### YOUR INSTRUCTIONS
Print out the data that follows exactly, character for character, apart from the pictures.

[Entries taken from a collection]
|---|

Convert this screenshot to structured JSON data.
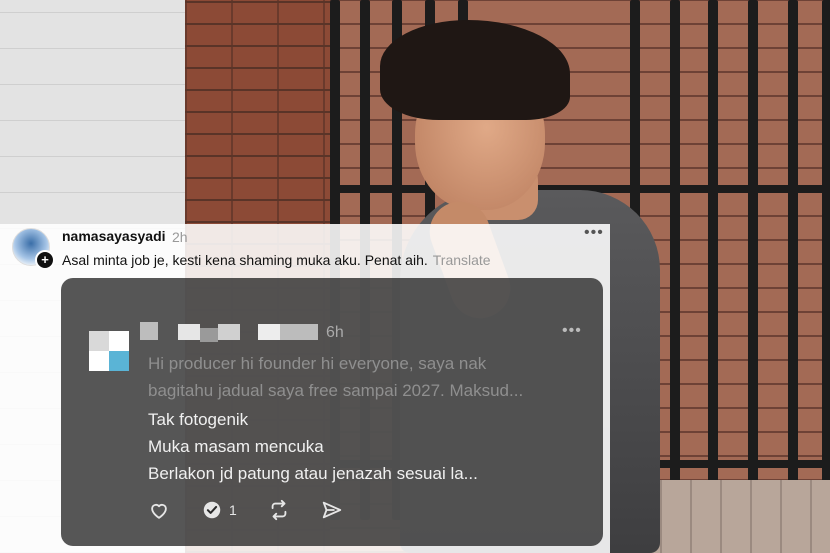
{
  "post": {
    "username": "namasayasyadi",
    "time": "2h",
    "caption": "Asal minta job je, kesti kena shaming muka aku. Penat aih.",
    "translate": "Translate",
    "more": "•••"
  },
  "quoted_post": {
    "time": "6h",
    "more": "•••",
    "faded_line_1": "Hi producer hi founder hi everyone, saya nak",
    "faded_line_2": "bagitahu jadual saya free sampai 2027. Maksud...",
    "line_1": "Tak fotogenik",
    "line_2": "Muka masam mencuka",
    "line_3": "Berlakon jd patung atau jenazah sesuai la...",
    "actions": {
      "like_icon": "heart-icon",
      "reply_icon": "reply-icon",
      "reply_count": "1",
      "repost_icon": "repost-icon",
      "share_icon": "send-icon"
    }
  },
  "colors": {
    "quote_bg": "#161616",
    "muted": "#999999"
  }
}
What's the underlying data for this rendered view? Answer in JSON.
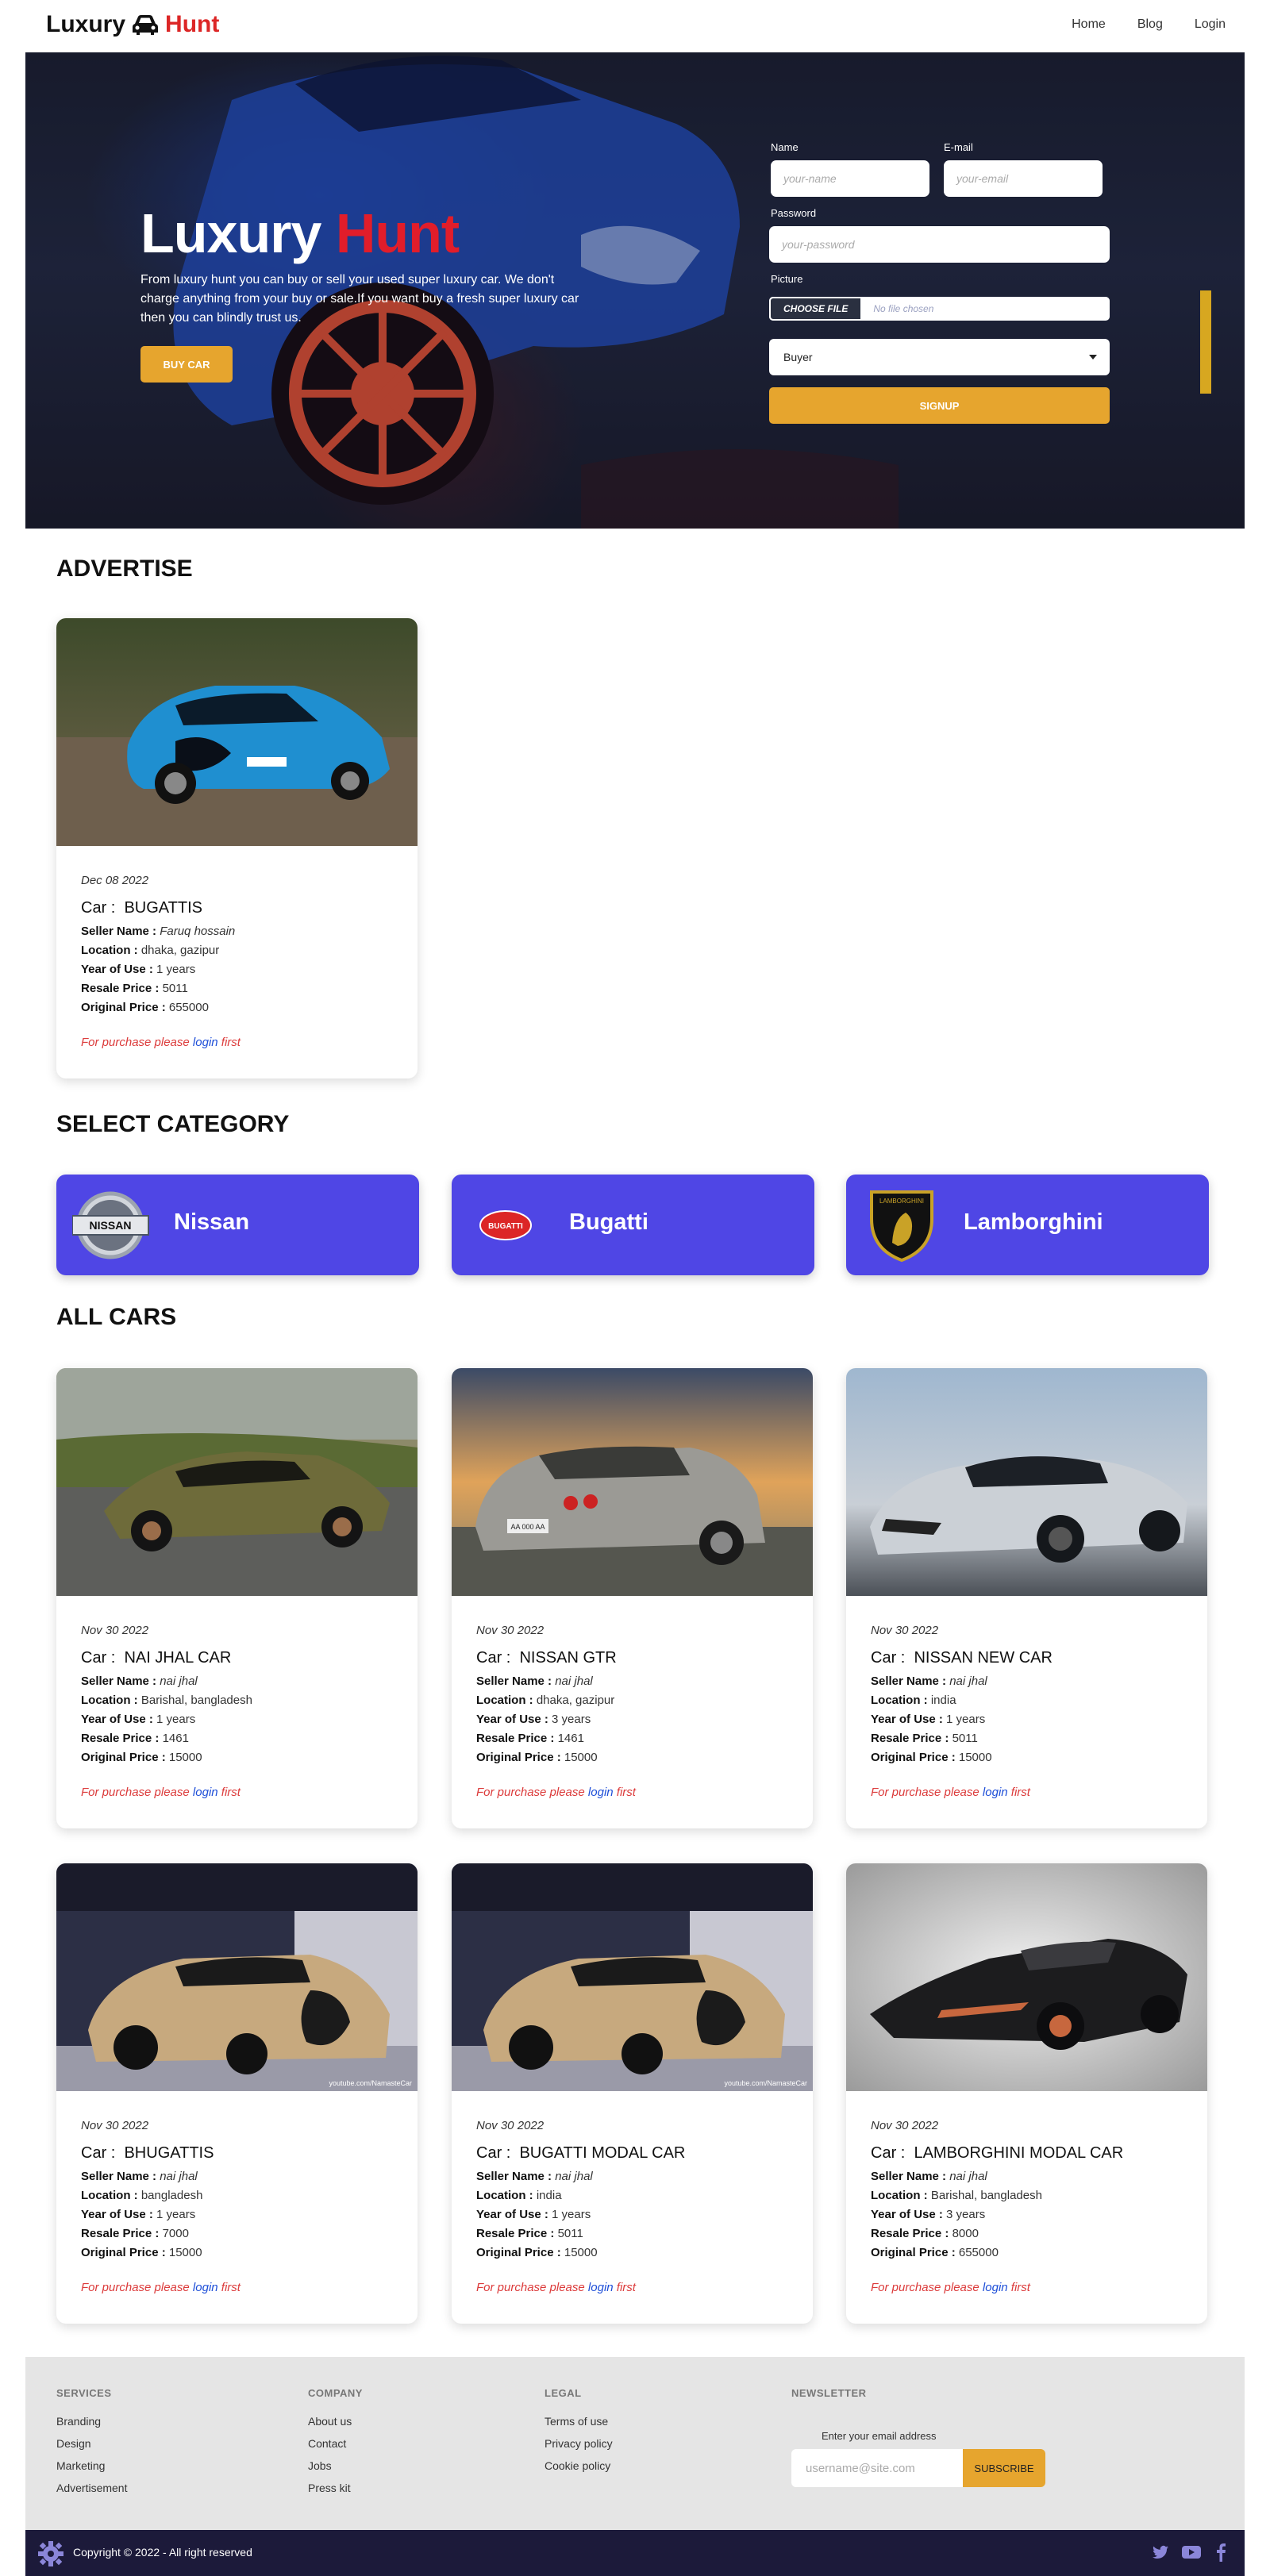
{
  "nav": {
    "brand_a": "Luxury",
    "brand_b": "Hunt",
    "links": [
      "Home",
      "Blog",
      "Login"
    ]
  },
  "hero": {
    "title_a": "Luxury",
    "title_b": "Hunt",
    "description": "From luxury hunt you can buy or sell your used super luxury car. We don't charge anything from your buy or sale.If you want buy a fresh super luxury car then you can blindly trust us.",
    "buy_button": "BUY CAR",
    "form": {
      "name_label": "Name",
      "name_placeholder": "your-name",
      "email_label": "E-mail",
      "email_placeholder": "your-email",
      "password_label": "Password",
      "password_placeholder": "your-password",
      "picture_label": "Picture",
      "choose_file": "CHOOSE FILE",
      "no_file": "No file chosen",
      "role_selected": "Buyer",
      "signup_button": "SIGNUP"
    }
  },
  "labels": {
    "car": "Car :",
    "seller": "Seller Name :",
    "location": "Location :",
    "year": "Year of Use :",
    "resale": "Resale Price :",
    "original": "Original Price :",
    "buy_prefix": "For purchase please ",
    "buy_link": "login",
    "buy_suffix": " first"
  },
  "advertise": {
    "title": "ADVERTISE",
    "card": {
      "date": "Dec 08 2022",
      "name": "BUGATTIS",
      "seller": "Faruq hossain",
      "location": "dhaka, gazipur",
      "year": "1 years",
      "resale": "5011",
      "original": "655000"
    }
  },
  "categories": {
    "title": "SELECT CATEGORY",
    "items": [
      "Nissan",
      "Bugatti",
      "Lamborghini"
    ],
    "badge_nissan": "NISSAN",
    "badge_bugatti": "BUGATTI",
    "badge_lambo": "LAMBORGHINI"
  },
  "all_cars": {
    "title": "ALL CARS",
    "watermark": "youtube.com/NamasteCar",
    "cards": [
      {
        "date": "Nov 30 2022",
        "name": "NAI JHAL CAR",
        "seller": "nai jhal",
        "location": "Barishal, bangladesh",
        "year": "1 years",
        "resale": "1461",
        "original": "15000"
      },
      {
        "date": "Nov 30 2022",
        "name": "NISSAN GTR",
        "seller": "nai jhal",
        "location": "dhaka, gazipur",
        "year": "3 years",
        "resale": "1461",
        "original": "15000",
        "plate": "AA 000 AA"
      },
      {
        "date": "Nov 30 2022",
        "name": "NISSAN NEW CAR",
        "seller": "nai jhal",
        "location": "india",
        "year": "1 years",
        "resale": "5011",
        "original": "15000"
      },
      {
        "date": "Nov 30 2022",
        "name": "BHUGATTIS",
        "seller": "nai jhal",
        "location": "bangladesh",
        "year": "1 years",
        "resale": "7000",
        "original": "15000"
      },
      {
        "date": "Nov 30 2022",
        "name": "BUGATTI MODAL CAR",
        "seller": "nai jhal",
        "location": "india",
        "year": "1 years",
        "resale": "5011",
        "original": "15000"
      },
      {
        "date": "Nov 30 2022",
        "name": "LAMBORGHINI MODAL CAR",
        "seller": "nai jhal",
        "location": "Barishal, bangladesh",
        "year": "3 years",
        "resale": "8000",
        "original": "655000"
      }
    ]
  },
  "footer": {
    "services": {
      "head": "SERVICES",
      "links": [
        "Branding",
        "Design",
        "Marketing",
        "Advertisement"
      ]
    },
    "company": {
      "head": "COMPANY",
      "links": [
        "About us",
        "Contact",
        "Jobs",
        "Press kit"
      ]
    },
    "legal": {
      "head": "LEGAL",
      "links": [
        "Terms of use",
        "Privacy policy",
        "Cookie policy"
      ]
    },
    "newsletter": {
      "head": "NEWSLETTER",
      "label": "Enter your email address",
      "placeholder": "username@site.com",
      "button": "SUBSCRIBE"
    },
    "copyright": "Copyright © 2022 - All right reserved",
    "social_icons": [
      "twitter-icon",
      "youtube-icon",
      "facebook-icon"
    ]
  },
  "colors": {
    "accent": "#e6a52e",
    "brand_red": "#dc2626",
    "category_bg": "#4f46e5",
    "footer_bottom": "#1c1a3a"
  }
}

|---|

### RESULT OF THIS TASK
Convert this screenshot to structured JSON data.
{
  "post": {
    "username": "namasayasyadi",
    "time": "2h",
    "caption": "Asal minta job je, kesti kena shaming muka aku. Penat aih.",
    "translate": "Translate",
    "more": "•••"
  },
  "quoted_post": {
    "time": "6h",
    "more": "•••",
    "faded_line_1": "Hi producer hi founder hi everyone, saya nak",
    "faded_line_2": "bagitahu jadual saya free sampai 2027. Maksud...",
    "line_1": "Tak fotogenik",
    "line_2": "Muka masam mencuka",
    "line_3": "Berlakon jd patung atau jenazah sesuai la...",
    "actions": {
      "like_icon": "heart-icon",
      "reply_icon": "reply-icon",
      "reply_count": "1",
      "repost_icon": "repost-icon",
      "share_icon": "send-icon"
    }
  },
  "colors": {
    "quote_bg": "#161616",
    "muted": "#999999"
  }
}
What's the underlying data for this rendered view? Answer in JSON.
{
  "nav": {
    "brand_a": "Luxury",
    "brand_b": "Hunt",
    "links": [
      "Home",
      "Blog",
      "Login"
    ]
  },
  "hero": {
    "title_a": "Luxury",
    "title_b": "Hunt",
    "description": "From luxury hunt you can buy or sell your used super luxury car. We don't charge anything from your buy or sale.If you want buy a fresh super luxury car then you can blindly trust us.",
    "buy_button": "BUY CAR",
    "form": {
      "name_label": "Name",
      "name_placeholder": "your-name",
      "email_label": "E-mail",
      "email_placeholder": "your-email",
      "password_label": "Password",
      "password_placeholder": "your-password",
      "picture_label": "Picture",
      "choose_file": "CHOOSE FILE",
      "no_file": "No file chosen",
      "role_selected": "Buyer",
      "signup_button": "SIGNUP"
    }
  },
  "labels": {
    "car": "Car :",
    "seller": "Seller Name :",
    "location": "Location :",
    "year": "Year of Use :",
    "resale": "Resale Price :",
    "original": "Original Price :",
    "buy_prefix": "For purchase please ",
    "buy_link": "login",
    "buy_suffix": " first"
  },
  "advertise": {
    "title": "ADVERTISE",
    "card": {
      "date": "Dec 08 2022",
      "name": "BUGATTIS",
      "seller": "Faruq hossain",
      "location": "dhaka, gazipur",
      "year": "1 years",
      "resale": "5011",
      "original": "655000"
    }
  },
  "categories": {
    "title": "SELECT CATEGORY",
    "items": [
      "Nissan",
      "Bugatti",
      "Lamborghini"
    ],
    "badge_nissan": "NISSAN",
    "badge_bugatti": "BUGATTI",
    "badge_lambo": "LAMBORGHINI"
  },
  "all_cars": {
    "title": "ALL CARS",
    "watermark": "youtube.com/NamasteCar",
    "cards": [
      {
        "date": "Nov 30 2022",
        "name": "NAI JHAL CAR",
        "seller": "nai jhal",
        "location": "Barishal, bangladesh",
        "year": "1 years",
        "resale": "1461",
        "original": "15000"
      },
      {
        "date": "Nov 30 2022",
        "name": "NISSAN GTR",
        "seller": "nai jhal",
        "location": "dhaka, gazipur",
        "year": "3 years",
        "resale": "1461",
        "original": "15000",
        "plate": "AA 000 AA"
      },
      {
        "date": "Nov 30 2022",
        "name": "NISSAN NEW CAR",
        "seller": "nai jhal",
        "location": "india",
        "year": "1 years",
        "resale": "5011",
        "original": "15000"
      },
      {
        "date": "Nov 30 2022",
        "name": "BHUGATTIS",
        "seller": "nai jhal",
        "location": "bangladesh",
        "year": "1 years",
        "resale": "7000",
        "original": "15000"
      },
      {
        "date": "Nov 30 2022",
        "name": "BUGATTI MODAL CAR",
        "seller": "nai jhal",
        "location": "india",
        "year": "1 years",
        "resale": "5011",
        "original": "15000"
      },
      {
        "date": "Nov 30 2022",
        "name": "LAMBORGHINI MODAL CAR",
        "seller": "nai jhal",
        "location": "Barishal, bangladesh",
        "year": "3 years",
        "resale": "8000",
        "original": "655000"
      }
    ]
  },
  "footer": {
    "services": {
      "head": "SERVICES",
      "links": [
        "Branding",
        "Design",
        "Marketing",
        "Advertisement"
      ]
    },
    "company": {
      "head": "COMPANY",
      "links": [
        "About us",
        "Contact",
        "Jobs",
        "Press kit"
      ]
    },
    "legal": {
      "head": "LEGAL",
      "links": [
        "Terms of use",
        "Privacy policy",
        "Cookie policy"
      ]
    },
    "newsletter": {
      "head": "NEWSLETTER",
      "label": "Enter your email address",
      "placeholder": "username@site.com",
      "button": "SUBSCRIBE"
    },
    "copyright": "Copyright © 2022 - All right reserved",
    "social_icons": [
      "twitter-icon",
      "youtube-icon",
      "facebook-icon"
    ]
  },
  "colors": {
    "accent": "#e6a52e",
    "brand_red": "#dc2626",
    "category_bg": "#4f46e5",
    "footer_bottom": "#1c1a3a"
  }
}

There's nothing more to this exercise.